Here’s what the law says about clearing snow from your premises

February 18, 2021

Snow-in-garden (1)

Snow has a bit of a mixed reputation with all of us here in the UK. To some, especially younger people, there’s nothing more enchanting than looking out of your window in the morning and seeing the world outside unexpectedly transformed into a wonderland worthy of a Victorian postcard. To others though, that volume of snow is just a bit of a nightmare, especially if you’re a business owner or one of the many people not working from home at the moment.

As manufacturers of roto-moulded grit bins here at Excelsior, we were one of the countless businesses who found ourselves relying on our own more than ever last month, as Storm Darcy brought widespread snow and disruption across the UK. But it wasn’t just the obvious logistical and safety challenges that some business owners were grappling with – some were also unsure about their legal obligations with regards to clearing snow and ice too.

Already, tentative predictions are being made for more snow to temporarily blanket the UK in the coming weeks, so we thought now would be a great time to recap on where the law stands on the issue, and what your legal responsibilities are as an employer.

What are my legal responsibilities towards clearing snow and ice?

Essentially, lots of the main questions revolve around this big one: if you clear snow from your premises, and someone subsequently slips and falls, could that open you up to legal action?

Really, there’s no one-size fits-all answer to this question, as the specifics of each case will differ. However, it’s worth remembering that when it comes right down to it, clearing snow and ice is a lot safer than not clearing it. In fact, the Occupier’s Liability Act 1957 obliges the owner or occupier of private land to ensure safe access for staff and visitors. All that means that ultimately, you’re unlikely to be held liable for any falls, as long as the task of clearing itself is done in a sensible, responsible and efficient manner.

On that note, no law explicitly forbids you from clearing snow and ice from public highways in order to make them safer, but it’s illegal to move snow or ice from your own premises onto a public space or highway, so it’s worth taking particular care not to accidentally do so.

If you’re planning on tasking an employee with clearing the snow or ice, then your normal Duty of Care applies, so you need to take all available steps to ensure their safety. That means ensuring they’re dressed in appropriate warm clothing, providing any necessary Personal Protective Equipment, and providing them with extra training if necessary.

If you’re based in a business park, you may find that clearing snow or ice is the responsibility of the owner or managing agent, so if that’s not you, it’s a good idea to check with them before you start, in case they’re already handling it.

The Government Snow Code

The UK government refreshed its Snow Code back in 2012, and the official government site still has plenty of useful advice pertaining to how to do the task correctly.
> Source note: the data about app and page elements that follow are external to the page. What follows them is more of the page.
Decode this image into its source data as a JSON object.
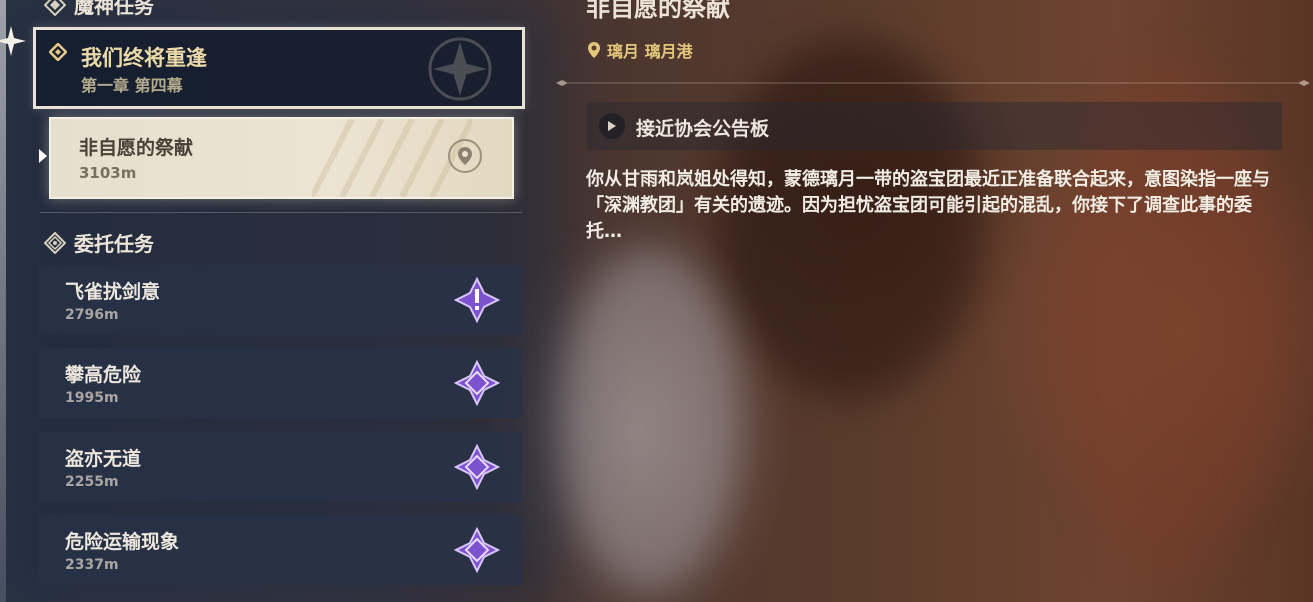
{
  "archon_section": {
    "header": "魔神任务",
    "quest_title": "我们终将重逢",
    "quest_chapter": "第一章 第四幕",
    "subquest": {
      "title": "非自愿的祭献",
      "distance": "3103m"
    }
  },
  "commission_section": {
    "header": "委托任务",
    "items": [
      {
        "title": "飞雀扰剑意",
        "distance": "2796m",
        "icon": "commission-alert-icon"
      },
      {
        "title": "攀高危险",
        "distance": "1995m",
        "icon": "commission-star-icon"
      },
      {
        "title": "盗亦无道",
        "distance": "2255m",
        "icon": "commission-star-icon"
      },
      {
        "title": "危险运输现象",
        "distance": "2337m",
        "icon": "commission-star-icon"
      }
    ]
  },
  "detail": {
    "title": "非自愿的祭献",
    "location": "璃月 璃月港",
    "objective": "接近协会公告板",
    "description": "你从甘雨和岚姐处得知，蒙德璃月一带的盗宝团最近正准备联合起来，意图染指一座与「深渊教团」有关的遗迹。因为担忧盗宝团可能引起的混乱，你接下了调查此事的委托…"
  },
  "colors": {
    "archon_gold": "#ecd9a8",
    "location_gold": "#e4c67b",
    "commission_purple": "#8a5bd6"
  }
}
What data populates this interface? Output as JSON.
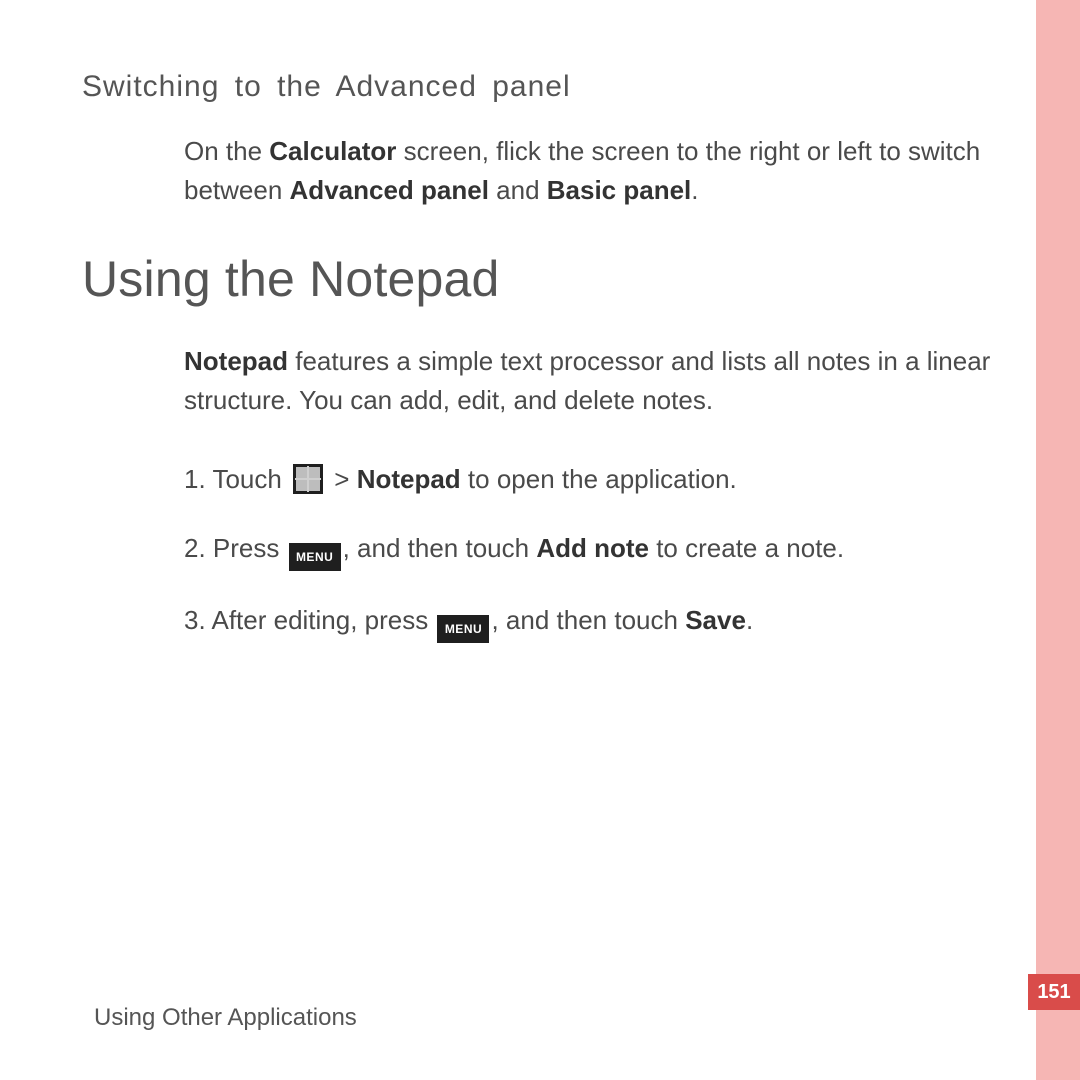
{
  "section1": {
    "heading": "Switching to the Advanced panel",
    "body": {
      "pre": "On the ",
      "b1": "Calculator",
      "mid": " screen, flick the screen to the right or left to switch between ",
      "b2": "Advanced panel",
      "mid2": " and ",
      "b3": "Basic panel",
      "post": "."
    }
  },
  "section2": {
    "heading": "Using the Notepad",
    "intro": {
      "b1": "Notepad",
      "rest": " features a simple text processor and lists all notes in a linear structure. You can add, edit, and delete notes."
    },
    "steps": {
      "s1": {
        "num": "1. ",
        "a": "Touch ",
        "gt": " > ",
        "b": "Notepad",
        "c": " to open the application."
      },
      "s2": {
        "num": "2. ",
        "a": "Press ",
        "b": ", and then touch ",
        "bold": "Add note",
        "c": " to create a note."
      },
      "s3": {
        "num": "3. ",
        "a": "After editing, press ",
        "b": ", and then touch ",
        "bold": "Save",
        "c": "."
      }
    }
  },
  "icons": {
    "menu_label": "MENU"
  },
  "footer": "Using Other Applications",
  "page_number": "151"
}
Some of its most important bits of advice include:

Clear the top layer first to prevent loose snow from covering any slippery surfaces beneath. This exposes the lower surfaces to open air throughout the day, which often helps them to thaw more quickly.
Start by making a clear path down the centre for you to work outwards, shovelling snow out to the outer edges of your premises where it’s less likely to present a hazard
Cover the path with salt at night to prevent the danger of re-freezing.
Don’t use water to clear snow, as this can harden into dry ice.
It’s strongly advised that you use proper grit salt, measuring it out as a tablespoon for every square metre. The measurements are quite important, as too much salt can be just as dangerous as too little.
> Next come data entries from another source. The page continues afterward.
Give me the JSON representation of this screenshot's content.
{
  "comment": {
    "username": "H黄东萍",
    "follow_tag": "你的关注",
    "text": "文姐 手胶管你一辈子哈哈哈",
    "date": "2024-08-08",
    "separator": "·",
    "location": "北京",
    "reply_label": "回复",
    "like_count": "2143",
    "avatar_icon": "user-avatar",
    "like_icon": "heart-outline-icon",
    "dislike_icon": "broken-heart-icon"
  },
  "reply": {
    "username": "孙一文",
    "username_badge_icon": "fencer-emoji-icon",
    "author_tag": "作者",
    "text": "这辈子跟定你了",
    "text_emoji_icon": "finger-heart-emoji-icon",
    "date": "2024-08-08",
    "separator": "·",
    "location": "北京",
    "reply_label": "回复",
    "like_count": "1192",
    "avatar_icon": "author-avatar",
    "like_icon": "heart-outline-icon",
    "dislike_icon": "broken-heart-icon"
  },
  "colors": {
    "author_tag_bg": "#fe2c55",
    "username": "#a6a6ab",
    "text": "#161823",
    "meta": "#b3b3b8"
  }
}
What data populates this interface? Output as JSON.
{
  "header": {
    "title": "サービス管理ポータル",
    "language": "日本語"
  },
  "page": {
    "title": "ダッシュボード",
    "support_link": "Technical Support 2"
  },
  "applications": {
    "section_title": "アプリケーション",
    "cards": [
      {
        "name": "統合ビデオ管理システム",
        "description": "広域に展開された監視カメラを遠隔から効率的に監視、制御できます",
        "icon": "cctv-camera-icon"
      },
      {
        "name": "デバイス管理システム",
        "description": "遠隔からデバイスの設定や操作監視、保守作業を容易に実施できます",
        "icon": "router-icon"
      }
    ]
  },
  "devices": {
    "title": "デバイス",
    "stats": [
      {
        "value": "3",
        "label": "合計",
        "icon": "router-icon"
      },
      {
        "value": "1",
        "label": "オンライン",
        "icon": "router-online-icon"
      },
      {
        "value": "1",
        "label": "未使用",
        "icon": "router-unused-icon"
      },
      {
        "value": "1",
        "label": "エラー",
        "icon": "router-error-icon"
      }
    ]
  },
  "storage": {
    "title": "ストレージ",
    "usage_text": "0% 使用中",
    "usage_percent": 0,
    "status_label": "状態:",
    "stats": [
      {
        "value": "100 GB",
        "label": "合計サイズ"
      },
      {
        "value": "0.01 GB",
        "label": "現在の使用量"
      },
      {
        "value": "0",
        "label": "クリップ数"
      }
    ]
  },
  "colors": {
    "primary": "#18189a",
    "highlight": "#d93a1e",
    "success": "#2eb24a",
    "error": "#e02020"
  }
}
Those are just a few general bits of advice, and as you can see, grit is one of the most instrumental tools you can use to make your premises safer in snowy or icy conditions – which means that proper grit bins are essential. Happily, that’s exactly where we can help here at Excelsior.
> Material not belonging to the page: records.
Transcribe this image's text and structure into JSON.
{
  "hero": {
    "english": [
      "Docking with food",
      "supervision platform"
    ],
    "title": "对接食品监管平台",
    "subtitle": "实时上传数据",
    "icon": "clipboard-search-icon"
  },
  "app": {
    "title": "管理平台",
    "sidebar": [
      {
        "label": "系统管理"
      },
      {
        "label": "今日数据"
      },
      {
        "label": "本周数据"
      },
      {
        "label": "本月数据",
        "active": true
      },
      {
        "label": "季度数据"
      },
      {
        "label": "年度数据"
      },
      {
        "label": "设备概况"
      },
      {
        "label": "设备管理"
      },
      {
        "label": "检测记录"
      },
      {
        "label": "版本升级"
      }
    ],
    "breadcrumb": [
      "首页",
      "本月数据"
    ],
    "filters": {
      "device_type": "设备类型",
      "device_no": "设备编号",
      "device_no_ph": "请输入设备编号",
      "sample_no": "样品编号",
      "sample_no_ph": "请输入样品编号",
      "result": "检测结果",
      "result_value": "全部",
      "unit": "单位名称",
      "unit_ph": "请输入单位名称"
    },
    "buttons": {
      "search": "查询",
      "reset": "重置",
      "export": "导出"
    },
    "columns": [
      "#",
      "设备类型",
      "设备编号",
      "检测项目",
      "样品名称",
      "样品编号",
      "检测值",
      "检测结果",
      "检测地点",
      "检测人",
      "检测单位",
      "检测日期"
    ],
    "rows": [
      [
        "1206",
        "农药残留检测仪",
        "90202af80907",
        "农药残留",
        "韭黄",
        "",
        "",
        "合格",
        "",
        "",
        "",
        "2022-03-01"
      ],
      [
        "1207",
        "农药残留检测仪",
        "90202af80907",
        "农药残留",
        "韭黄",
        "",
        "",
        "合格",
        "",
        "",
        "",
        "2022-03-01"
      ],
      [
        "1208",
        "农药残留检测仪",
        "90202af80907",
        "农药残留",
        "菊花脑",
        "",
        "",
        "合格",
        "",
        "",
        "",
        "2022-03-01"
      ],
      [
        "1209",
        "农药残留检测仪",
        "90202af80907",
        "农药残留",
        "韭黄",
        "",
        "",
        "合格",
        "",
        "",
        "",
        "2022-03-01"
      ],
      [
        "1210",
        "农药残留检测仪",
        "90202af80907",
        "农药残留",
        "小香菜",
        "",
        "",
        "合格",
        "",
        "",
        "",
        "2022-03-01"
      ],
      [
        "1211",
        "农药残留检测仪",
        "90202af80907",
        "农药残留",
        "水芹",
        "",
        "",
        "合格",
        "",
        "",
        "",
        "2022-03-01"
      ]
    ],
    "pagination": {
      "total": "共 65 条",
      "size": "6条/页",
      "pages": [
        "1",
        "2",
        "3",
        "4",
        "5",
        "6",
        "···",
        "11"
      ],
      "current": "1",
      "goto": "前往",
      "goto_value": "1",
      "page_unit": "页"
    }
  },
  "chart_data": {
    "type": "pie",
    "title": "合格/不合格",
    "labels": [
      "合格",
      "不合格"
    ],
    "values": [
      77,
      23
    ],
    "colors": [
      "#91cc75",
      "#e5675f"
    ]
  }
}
We supply a wide range of rotomoulded grit bins

With over a century of history behind us, we have almost unrivalled experience with roto moulding plastic products, and we specialise in producing rotomoulded grit bins for clients across a huge range of backgrounds, sectors and industries. In fact, we’ve been manufacturing these bins for over 20 years, and with 7 different types of bins available, our range is the largest in Europe.


These bins range in size, so you can choose anything from our smallest bins designed for homes or offices, all the way up to our heavier 500kg capacity grit bins – perfect for commercial or industrial environments. Our rotomoulding process uses UV-stabilised medium-density polyethylene to create each bin, so that they can endure even the harshest elements all year round, and with 14 tools at our disposal, we have the capacity to produce 800 bins each week.

You can click here to see some of the names on our extensive range of stockists. If you’d like to become one, or buy a grit bin for your own premises directly, don’t hesitate to give us a call 0161 765 2010, and we’ll be happy to see what we can do!